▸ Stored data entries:
....

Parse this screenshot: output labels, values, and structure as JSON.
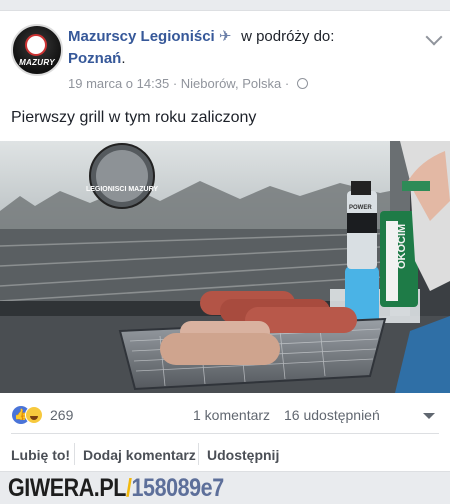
{
  "post": {
    "page_name": "Mazurscy Legioniści",
    "action": "w podróży do:",
    "place": "Poznań",
    "place_suffix": ".",
    "date": "19 marca o 14:35",
    "dot": "·",
    "location": "Nieborów, Polska",
    "meta_dot": "·",
    "text": "Pierwszy grill w tym roku zaliczony",
    "avatar_text": "MAZURY"
  },
  "photo": {
    "sticker_text": "LEGIONISCI MAZURY",
    "can_text": "OKOCIM",
    "bottle_label": "POWER"
  },
  "stats": {
    "reactions_count": "269",
    "comments": "1 komentarz",
    "shares": "16 udostępnień"
  },
  "actions": {
    "like": "Lubię to!",
    "comment": "Dodaj komentarz",
    "share": "Udostępnij"
  },
  "footer": {
    "site": "GIWERA.PL",
    "slash": "/",
    "hash": "158089e7"
  },
  "icons": {
    "plane": "airplane-icon",
    "globe": "globe-icon",
    "like": "thumbs-up-icon",
    "haha": "haha-emoji-icon"
  }
}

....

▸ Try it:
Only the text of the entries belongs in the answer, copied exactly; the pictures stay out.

▸ Answer for the task:
Parse this screenshot: output labels, values, and structure as JSON.
{
  "post": {
    "page_name": "Mazurscy Legioniści",
    "action": "w podróży do:",
    "place": "Poznań",
    "place_suffix": ".",
    "date": "19 marca o 14:35",
    "dot": "·",
    "location": "Nieborów, Polska",
    "meta_dot": "·",
    "text": "Pierwszy grill w tym roku zaliczony",
    "avatar_text": "MAZURY"
  },
  "photo": {
    "sticker_text": "LEGIONISCI MAZURY",
    "can_text": "OKOCIM",
    "bottle_label": "POWER"
  },
  "stats": {
    "reactions_count": "269",
    "comments": "1 komentarz",
    "shares": "16 udostępnień"
  },
  "actions": {
    "like": "Lubię to!",
    "comment": "Dodaj komentarz",
    "share": "Udostępnij"
  },
  "footer": {
    "site": "GIWERA.PL",
    "slash": "/",
    "hash": "158089e7"
  },
  "icons": {
    "plane": "airplane-icon",
    "globe": "globe-icon",
    "like": "thumbs-up-icon",
    "haha": "haha-emoji-icon"
  }
}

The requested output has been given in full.